Through six innings the score was tied.
USC and UCLA were in the midst of a 1-1 pitchers’ duel on a beautiful Sunday afternoon at Dodger Stadium. The early season rivalry game was living up to its name.
Sophomore pitcher Ben Mount, who had pitched brilliantly in relief of injured starter Kevin Couture, ran into trouble in the bottom of the seventh. He gave up a lead-off single to UCLA pinch hitter Marc Navarro and walked infielder Tyler Rahmatulla.
Senior pitcher Shuhei Fujiya relieved Mount but threw a wild pitch and gave up a seeing-eye one-out single that found its way through a drawn-in infield. Two runs scored.
Down 3-1, the Trojans failed to capitalize in the eighth inning with two runners on base, but UCLA didn’t quit in its half of the frame.
Amid an array of erratic USC pitching and UCLA line drives that landed in the outfield gaps, the Trojans’ relievers combined to give up three more runs in the bottom of the inning.
The game that was a back-and-forth nail-biter blossomed into a 6-1 Bruin blowout within a half hour.
“We made some little mistakes that ended up costing us the whole weekend,” USC coach Chad Kreuter said.
A loss to a rival is never easy to swallow, especially when it tops off a 0-3 weekend that also included defeats at the hands of baseball powerhouses Oklahoma State and Vanderbilt.
But the most unfortunate thing for the USC baseball team is that losing to UCLA is nothing new.
In fact, the Trojans have dropped 10 of their last 13 to their crosstown rival.
A win Sunday at Dodger Stadium this early in the season could have represented a Trojan turnaround and sent a message that USC baseball is ready to compete with the top teams in the Pac-10.

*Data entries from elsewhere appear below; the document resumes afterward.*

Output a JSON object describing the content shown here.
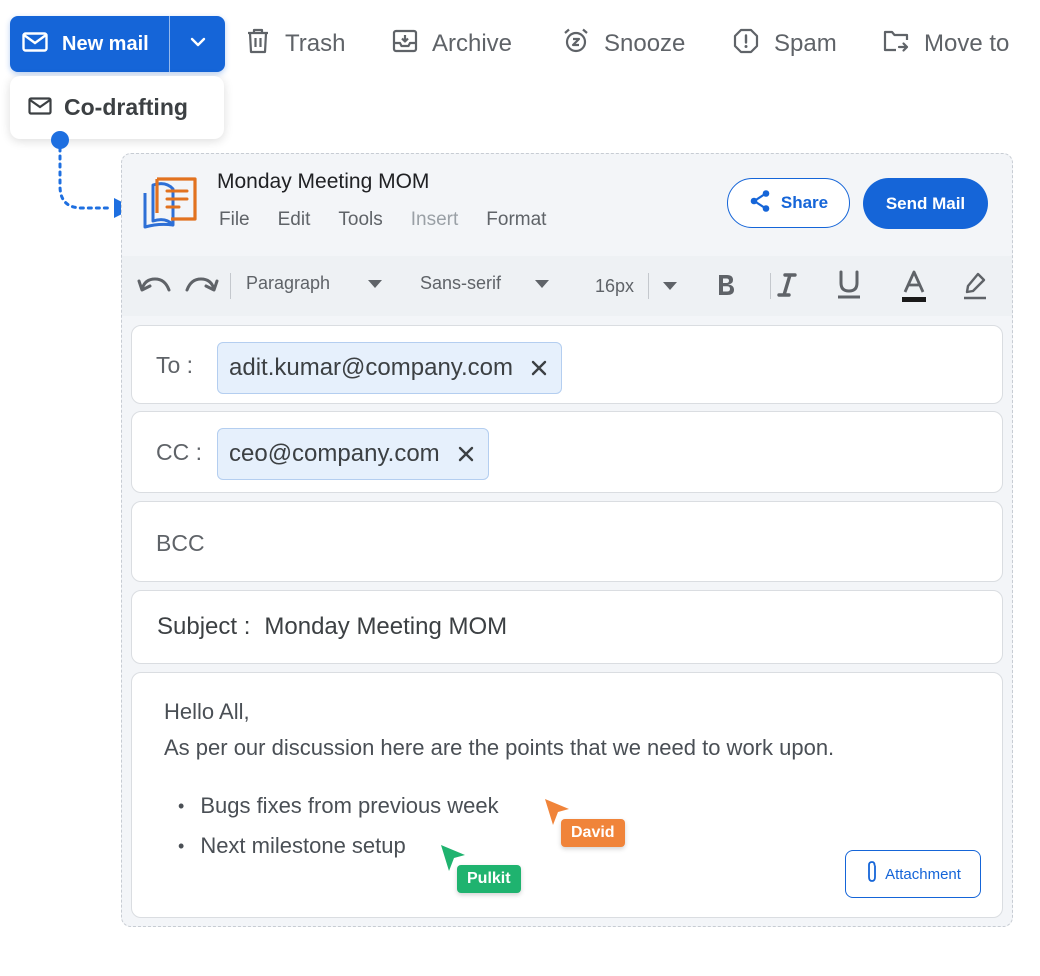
{
  "colors": {
    "accent": "#1565d8",
    "david": "#f0843a",
    "pulkit": "#1fb36f",
    "app_icon": "#e2721f"
  },
  "toolbar": {
    "new_mail_label": "New mail",
    "items": [
      {
        "label": "Trash",
        "icon": "trash-icon"
      },
      {
        "label": "Archive",
        "icon": "archive-icon"
      },
      {
        "label": "Snooze",
        "icon": "alarm-clock-icon"
      },
      {
        "label": "Spam",
        "icon": "warning-octagon-icon"
      },
      {
        "label": "Move to",
        "icon": "folder-move-icon"
      }
    ]
  },
  "dropdown": {
    "item_label": "Co-drafting",
    "icon": "mail-icon"
  },
  "editor": {
    "title": "Monday Meeting MOM",
    "menu": [
      "File",
      "Edit",
      "Tools",
      "Insert",
      "Format"
    ],
    "share_label": "Share",
    "send_label": "Send Mail",
    "format": {
      "block_style": "Paragraph",
      "font_family": "Sans-serif",
      "font_size": "16px"
    }
  },
  "fields": {
    "to_label": "To :",
    "to_recipients": [
      "adit.kumar@company.com"
    ],
    "cc_label": "CC :",
    "cc_recipients": [
      "ceo@company.com"
    ],
    "bcc_label": "BCC",
    "subject_label": "Subject :",
    "subject_value": "Monday Meeting MOM"
  },
  "body": {
    "greeting": "Hello All,",
    "intro": "As per our discussion here are the points that we need to work upon.",
    "bullets": [
      "Bugs fixes from previous week",
      "Next milestone setup"
    ],
    "attachment_label": "Attachment"
  },
  "collaborators": [
    {
      "name": "David",
      "color": "#f0843a"
    },
    {
      "name": "Pulkit",
      "color": "#1fb36f"
    }
  ]
}
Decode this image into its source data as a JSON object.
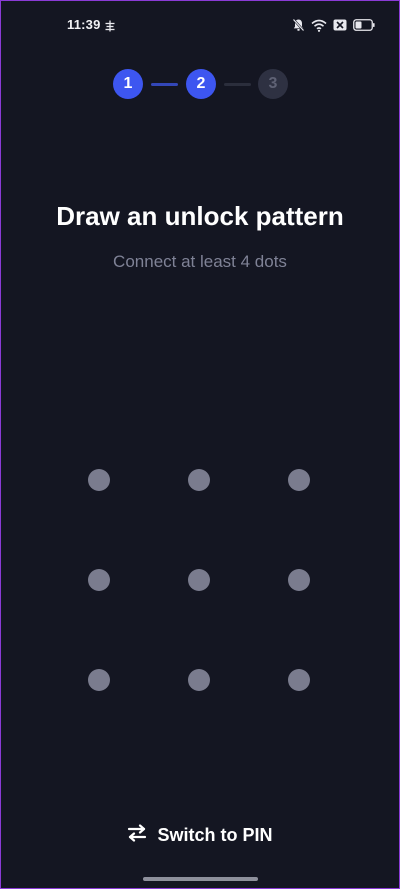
{
  "status_bar": {
    "time": "11:39",
    "icons": [
      "cast-icon",
      "mute-bell-icon",
      "wifi-icon",
      "close-box-icon",
      "battery-icon"
    ]
  },
  "stepper": {
    "steps": [
      {
        "label": "1",
        "state": "active"
      },
      {
        "label": "2",
        "state": "active"
      },
      {
        "label": "3",
        "state": "inactive"
      }
    ],
    "active_color": "#3d56f0",
    "inactive_color": "#2e3142"
  },
  "main": {
    "title": "Draw an unlock pattern",
    "subtitle": "Connect at least 4 dots"
  },
  "pattern": {
    "rows": 3,
    "cols": 3,
    "dot_color": "#7a7c8e"
  },
  "footer": {
    "switch_label": "Switch to PIN",
    "switch_icon": "swap-arrows-icon"
  },
  "colors": {
    "background": "#141622",
    "accent": "#3d56f0"
  }
}
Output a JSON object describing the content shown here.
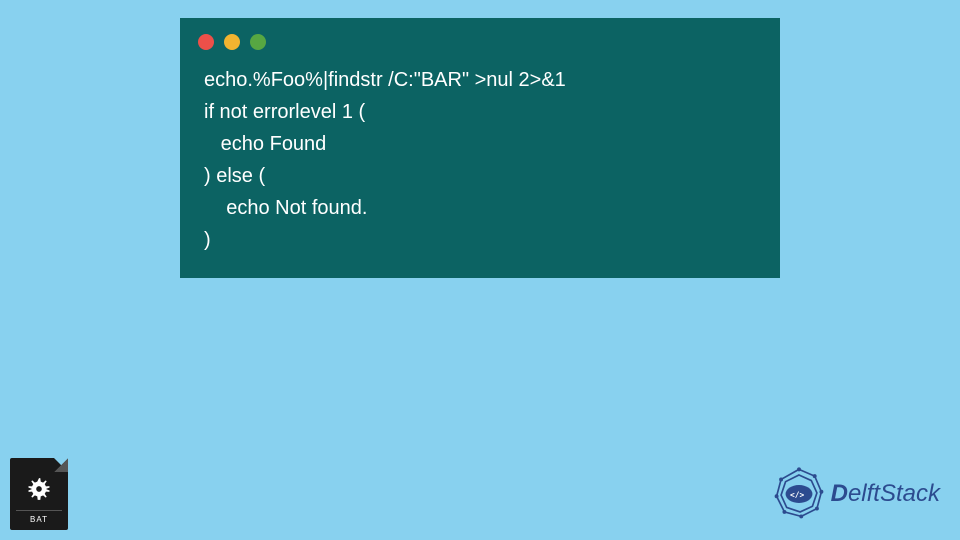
{
  "code": {
    "lines": [
      "echo.%Foo%|findstr /C:\"BAR\" >nul 2>&1",
      "if not errorlevel 1 (",
      "   echo Found",
      ") else (",
      "    echo Not found.",
      ")"
    ]
  },
  "bat_icon": {
    "label": "BAT"
  },
  "logo": {
    "text_prefix": "D",
    "text_rest": "elftStack"
  },
  "colors": {
    "background": "#88d1ef",
    "code_bg": "#0c6363",
    "code_fg": "#ffffff",
    "logo": "#2c4b8f"
  }
}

Kreuter, however, tried to downplay Sunday’s game, referring to it as just another game that could have added a mark in the Trojans’ win column.
“We only play UCLA four times during the season,” he said. “I’m concerned with playing the game that’s in front of us every single day. We have to win as many games as we can.”
Well, maybe Kreuter should be a little more concerned about UCLA. Not only are the Bruins a rival, but they represent one of five teams that stand as the class of the Pac-10 at the moment.
With the competitive likes of No. 2 Arizona State, No. 10 Oregon State, No. 17 UCLA, No. 18 Stanford and No. 25 Oregon all in contention for the conference title, USC will have to face and beat a lot of top-ranked opponents if it looks to break its playoff drought.
Beating UCLA would have been a nice start. It also would have caused those other teams to take notice of USC baseball.
I’m not saying that Sunday’s loss will determine the team’s fate for the rest of the year, but it could have bumped the Trojans back in the right direction after dropping two games over the weekend.
After its promising 3-1 start to the season, USC now finds itself under .500 at 3-4 and is probably questioning whether it can compete against top-flight teams.
As it is, USC is projected to finish eighth in the Pac-10.
That’s unacceptable for any Trojan team.
The talent is there. USC has a solid crop of high-potential pitchers and some strong bats that have shown surprising promise in the early going. But the game is about wins, and USC hasn’t compiled any in the past few days — and not very many in the past few seasons either.
According to Kreuter, the team’s aim is to reach about 34 victories in order to have a chance to advance to regionals.
But if USC wants to reach the playoffs, it needs to start playing with the confidence and swagger that flooded through this program for years — the same poise that has resulted in a Division I-best 11 NCAA titles.
It also needs to start beating the top teams in the Pac-10, including those guys over in Westwood.
“Soft Hands” runs on Tuesdays. To comment on this article, visit dailytrojan.com or e-mail Jon at email@example.com.